1102 Crown

By George Fred Keck of Chicago, a one-story passive solar house. The garage and secondary rooms are on the north side of the house to buffer winter winds. Main living areas face south and show an early use of large double-pane insulating windows. The original open carport has been enclosed into a garage, but the rest of the house remains substantially as designed. Keck gave a public lecture on solar houses in Kalamazoo in 1947 (see clipping in Art Scrapbook 5:8).

1103 Crown

Designed by Alden B. Dow, the expanded model of the “corn-crib” house. Dow’s designs for this project emphasized both economy and flexibility. Later changes were designed by Kalamazoo architect Gordon Rogers.

1111 Crown

Designed by Hugh Asher Stubbins, Jr., of Boston. Original designed as a one bedroom house with a den off the living room that could be converted into a bedroom as needed. A garage and additional bedroom have been added to this house. Stubbins was described by William Dudley Hunt, Jr., as being "very close to the ideal of the complete architect, adept at obtaining commissions for his firm, a good business man, a successful designer, a good manager."

1112 Crown

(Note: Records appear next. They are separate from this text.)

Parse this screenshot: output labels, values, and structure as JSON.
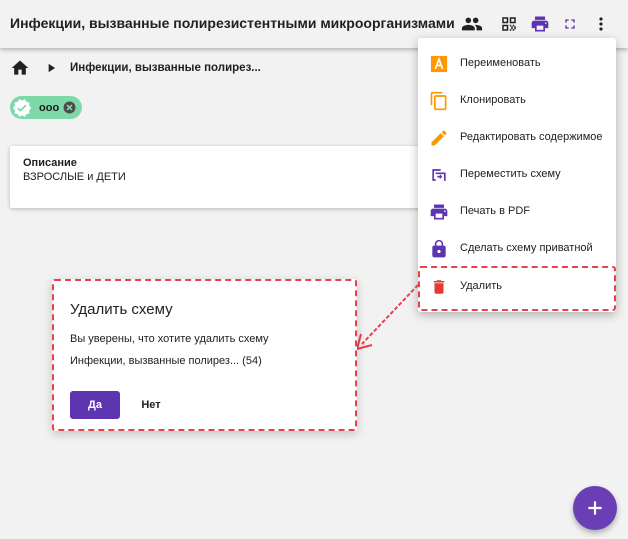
{
  "header": {
    "title": "Инфекции, вызванные полирезистентными микроорганизмами"
  },
  "breadcrumb": {
    "current": "Инфекции, вызванные полирез..."
  },
  "tag": {
    "label": "ооо"
  },
  "description": {
    "label": "Описание",
    "value": "ВЗРОСЛЫЕ и ДЕТИ"
  },
  "menu": {
    "items": [
      {
        "label": "Переименовать",
        "icon": "rename-icon"
      },
      {
        "label": "Клонировать",
        "icon": "copy-icon"
      },
      {
        "label": "Редактировать содержимое",
        "icon": "pencil-icon"
      },
      {
        "label": "Переместить схему",
        "icon": "move-icon"
      },
      {
        "label": "Печать в PDF",
        "icon": "print-icon"
      },
      {
        "label": "Сделать схему приватной",
        "icon": "lock-icon"
      },
      {
        "label": "Удалить",
        "icon": "trash-icon"
      }
    ]
  },
  "dialog": {
    "title": "Удалить схему",
    "question": "Вы уверены, что хотите удалить схему",
    "item": "Инфекции, вызванные полирез... (54)",
    "yes_label": "Да",
    "no_label": "Нет"
  },
  "colors": {
    "accent": "#5e35b1",
    "tag_bg": "#7ed9a9",
    "highlight": "#e8414d",
    "delete": "#e53935",
    "orange": "#ff9800"
  }
}
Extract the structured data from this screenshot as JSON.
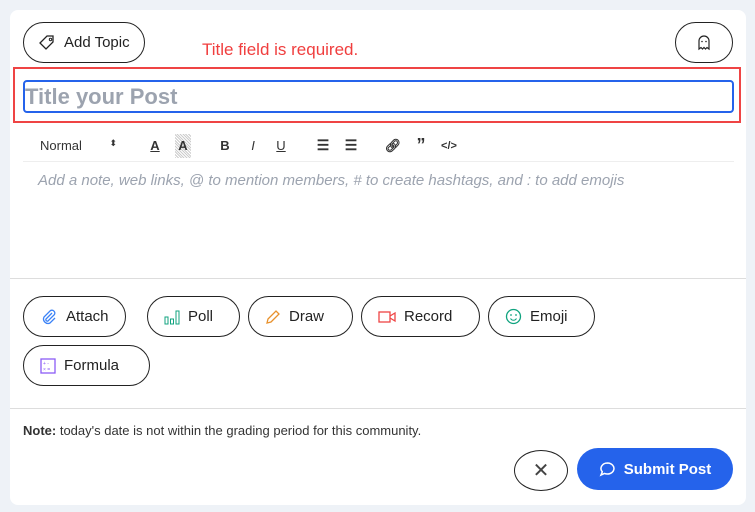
{
  "header": {
    "add_topic_label": "Add Topic",
    "error_text": "Title field is required."
  },
  "title": {
    "placeholder": "Title your Post",
    "value": ""
  },
  "toolbar": {
    "format_select": "Normal",
    "items": [
      "text-color",
      "highlight",
      "bold",
      "italic",
      "underline",
      "ordered-list",
      "bullet-list",
      "link",
      "quote",
      "code"
    ]
  },
  "editor": {
    "placeholder": "Add a note, web links, @ to mention members, # to create hashtags, and : to add emojis"
  },
  "actions": [
    {
      "label": "Attach",
      "icon": "paperclip-icon",
      "color": "#3b82f6"
    },
    {
      "label": "Poll",
      "icon": "bar-chart-icon",
      "color": "#10a37f"
    },
    {
      "label": "Draw",
      "icon": "pencil-icon",
      "color": "#e8912d"
    },
    {
      "label": "Record",
      "icon": "video-camera-icon",
      "color": "#ef4444"
    },
    {
      "label": "Emoji",
      "icon": "smiley-icon",
      "color": "#10a37f"
    },
    {
      "label": "Formula",
      "icon": "calculator-icon",
      "color": "#8b5cf6"
    }
  ],
  "footer": {
    "note_bold": "Note:",
    "note_text": " today's date is not within the grading period for this community.",
    "submit_label": "Submit Post"
  },
  "colors": {
    "primary": "#2563eb",
    "error": "#ef4444"
  }
}
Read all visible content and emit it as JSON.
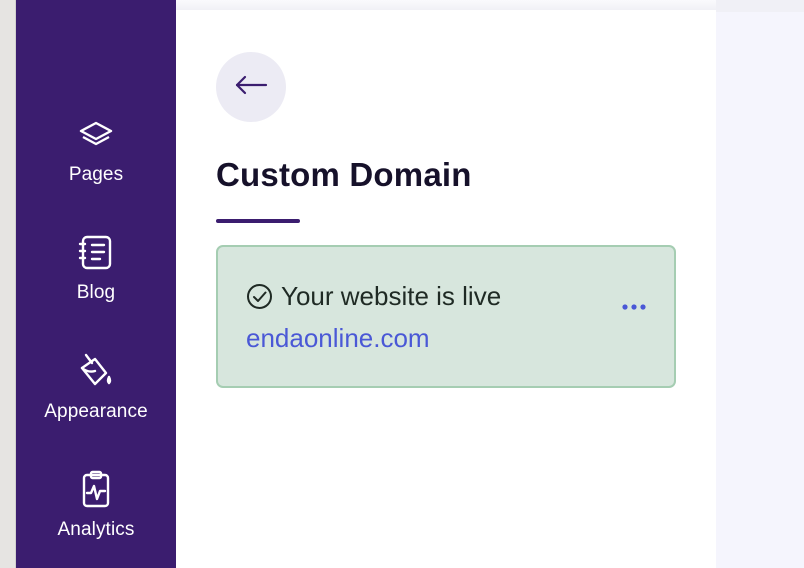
{
  "sidebar": {
    "items": [
      {
        "label": "Pages",
        "icon": "layers-icon"
      },
      {
        "label": "Blog",
        "icon": "notebook-icon"
      },
      {
        "label": "Appearance",
        "icon": "paint-bucket-icon"
      },
      {
        "label": "Analytics",
        "icon": "clipboard-pulse-icon"
      }
    ]
  },
  "header": {
    "back_icon": "arrow-left-icon",
    "title": "Custom Domain"
  },
  "domain_card": {
    "status_icon": "check-circle-icon",
    "status_text": "Your website is live",
    "domain": "endaonline.com",
    "menu_icon": "more-horizontal-icon"
  },
  "colors": {
    "sidebar_bg": "#3b1d6f",
    "accent": "#3b1d6f",
    "card_bg": "#d7e6dd",
    "card_border": "#a5cdb2",
    "link": "#4a58d6"
  }
}
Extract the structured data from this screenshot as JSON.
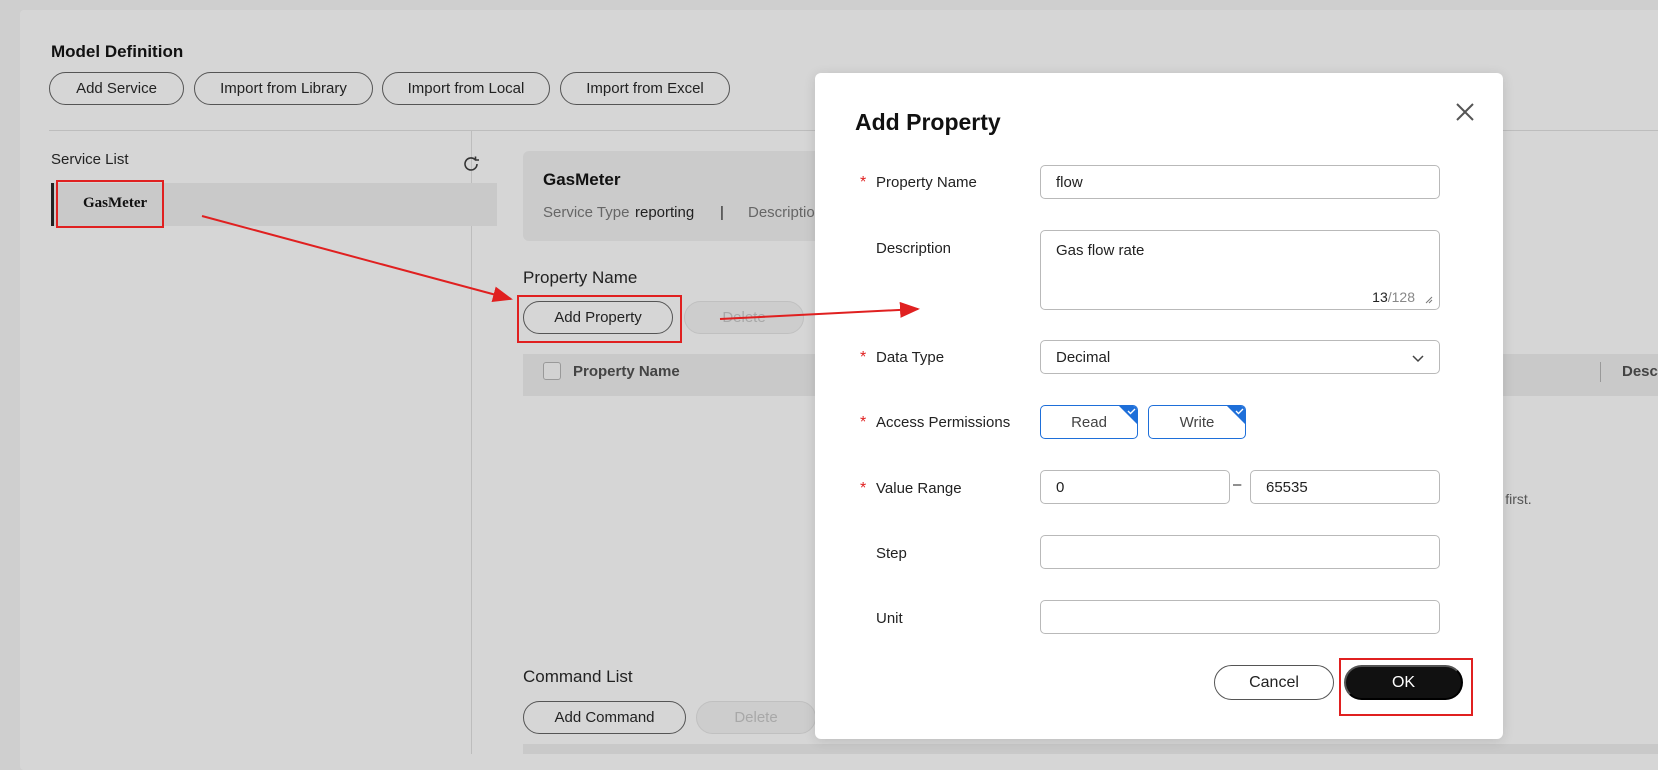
{
  "page": {
    "title": "Model Definition",
    "toolbar": {
      "add_service": "Add Service",
      "import_library": "Import from Library",
      "import_local": "Import from Local",
      "import_excel": "Import from Excel"
    },
    "service_list": {
      "label": "Service List",
      "items": [
        {
          "name": "GasMeter"
        }
      ]
    },
    "service_card": {
      "name": "GasMeter",
      "type_label": "Service Type",
      "type_value": "reporting",
      "separator": "|",
      "description_label": "Descriptio"
    },
    "property_section": {
      "title": "Property Name",
      "add_button": "Add Property",
      "delete_button": "Delete",
      "table_header": "Property Name",
      "right_header": "Descr",
      "empty_text": "erty first."
    },
    "command_section": {
      "title": "Command List",
      "add_button": "Add Command",
      "delete_button": "Delete"
    }
  },
  "modal": {
    "title": "Add Property",
    "fields": {
      "property_name": {
        "label": "Property Name",
        "value": "flow",
        "required": true
      },
      "description": {
        "label": "Description",
        "value": "Gas flow rate",
        "count": "13",
        "max": "/128"
      },
      "data_type": {
        "label": "Data Type",
        "value": "Decimal",
        "required": true
      },
      "access_permissions": {
        "label": "Access Permissions",
        "options": [
          "Read",
          "Write"
        ],
        "required": true
      },
      "value_range": {
        "label": "Value Range",
        "min": "0",
        "separator": "–",
        "max": "65535",
        "required": true
      },
      "step": {
        "label": "Step",
        "value": ""
      },
      "unit": {
        "label": "Unit",
        "value": ""
      }
    },
    "required_mark": "*",
    "cancel": "Cancel",
    "ok": "OK"
  },
  "colors": {
    "accent": "#1e6fd9",
    "annotation": "#e02020",
    "primary_button": "#111111"
  }
}
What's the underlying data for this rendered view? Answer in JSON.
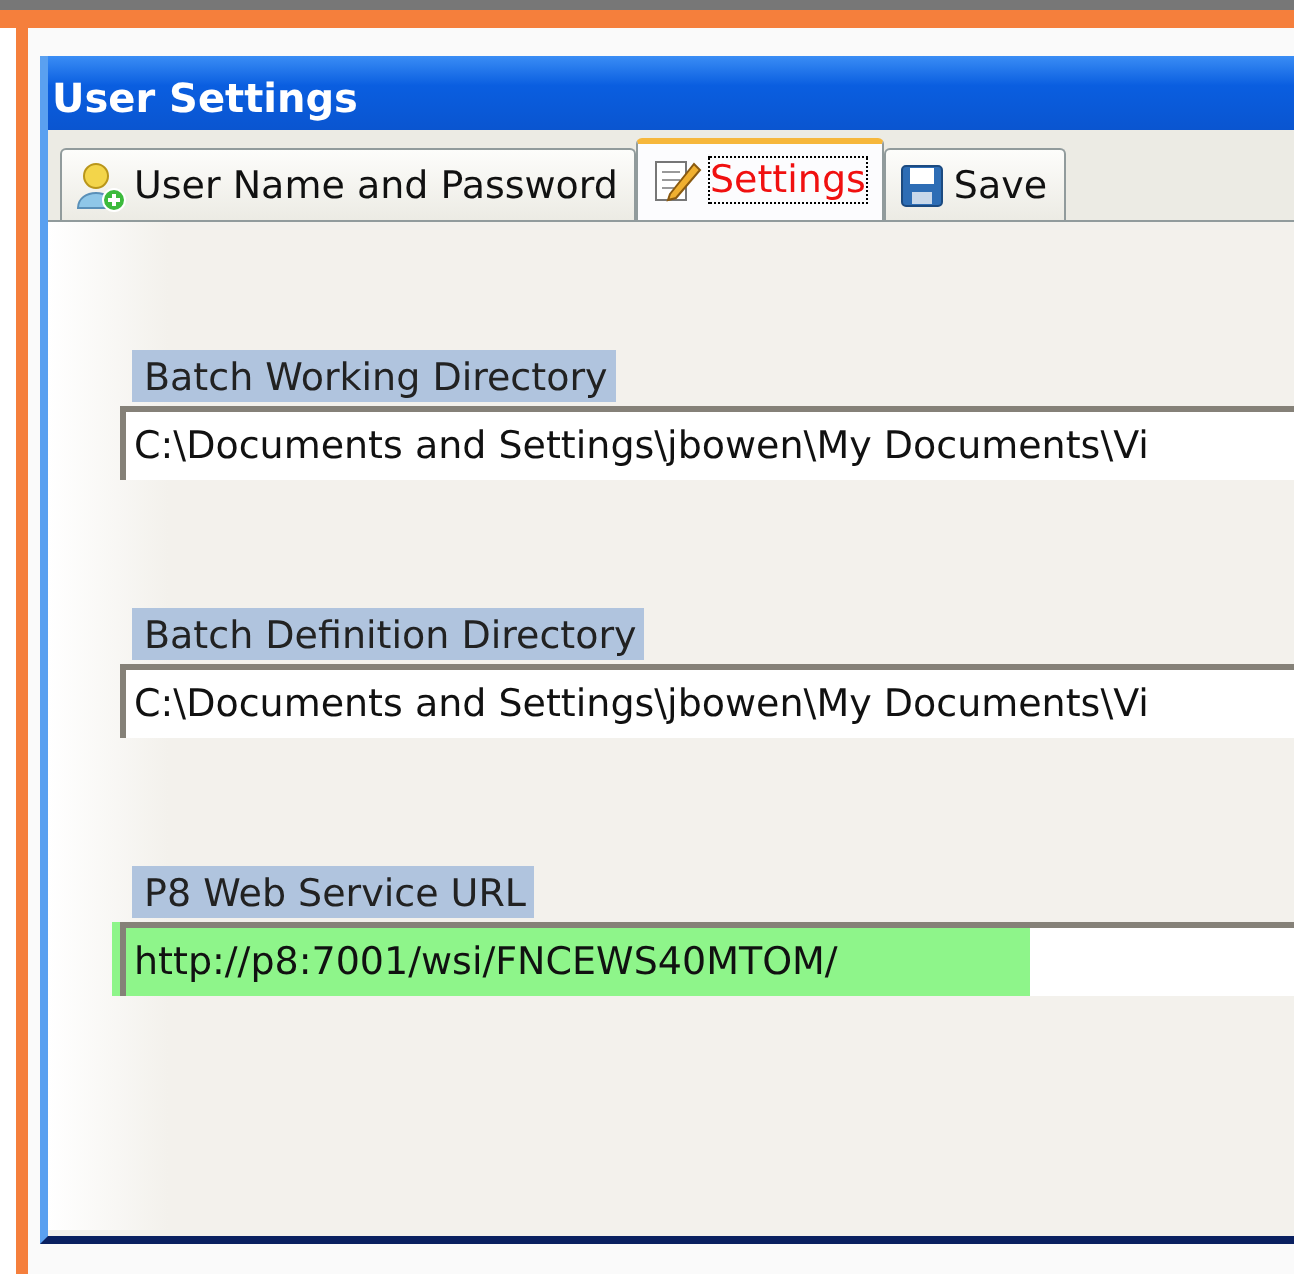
{
  "window": {
    "title": "User Settings"
  },
  "tabs": [
    {
      "label": "User Name and Password",
      "selected": false
    },
    {
      "label": "Settings",
      "selected": true
    },
    {
      "label": "Save",
      "selected": false
    }
  ],
  "fields": [
    {
      "label": "Batch Working Directory",
      "value": "C:\\Documents and Settings\\jbowen\\My Documents\\Vi",
      "highlighted": false
    },
    {
      "label": "Batch Definition Directory",
      "value": "C:\\Documents and Settings\\jbowen\\My Documents\\Vi",
      "highlighted": false
    },
    {
      "label": "P8 Web Service URL",
      "value": "http://p8:7001/wsi/FNCEWS40MTOM/",
      "highlighted": true
    }
  ]
}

A long “California ranch house” by Harwell Hamilton Harris, of Los Angeles. It makes use of a kitchen “L,” the only variation from the utility core permitted the architects who worked on this project. It was also noted for its many built-in features and frosted glass indirect lighting panels. It was substantially altered in 1952 by Kalamazoo architect William A. Stone.

1115 Crown

By Hugh Stubbins, a three-bedroom that sought to link indoors and outdoors and to achieve a spacious feeling in a compact space. This home also featured stone partitions. Additional garage space was added later.

2229 LaCross

A ranch style designed by Lankton to make a comfortable living space in just 518 square feet, not by shrinking rooms, but by combining functions.

Photo Gallery

Ingersoll Village

Sources

Books

The Architecture of Alden B. Dow

  • Robinson, Sidney K
  • Detroit: Wayne State University Press, 1983
  • Includes some discussion of the Ingersoll project and a photograph of the interior of one of the houses that Dow designed for it.
  • 720.973 D744r

Contemporary Architects, Third edition (Harris)

  • London: St. James Press, 1994, pp.417-419
  • R 720 E53 1994

Contemporary Architects, Third edition (Keck)

  • St. James Press, 1994, pp.506-508
  • R 720 E53 1994

National Cyclopaedia of American Biography

  • “Lankton, J[oel] Fletcher”
  • New York: J.T. White, volume 56, page 487
  • R 920 N27

The Evolution of an Architect

  • Stone, Edward Durell
  • New York: Horizon Press, 1962
  • 720.973 S877

Contemporary Architects, Third edition (Stubbins)

  • London: St. James Press, 1994, pp.931-933
  • R 720 E53 1994

Current Biography 

  • “Royal Barry Wills”
  • New York: H W Wilson Co., 1954 pages 654-56
  • R 920 C97

Websites

“L. Morgan Yost,” The Art Institute of Chicago: Chicago Architects Oral History Project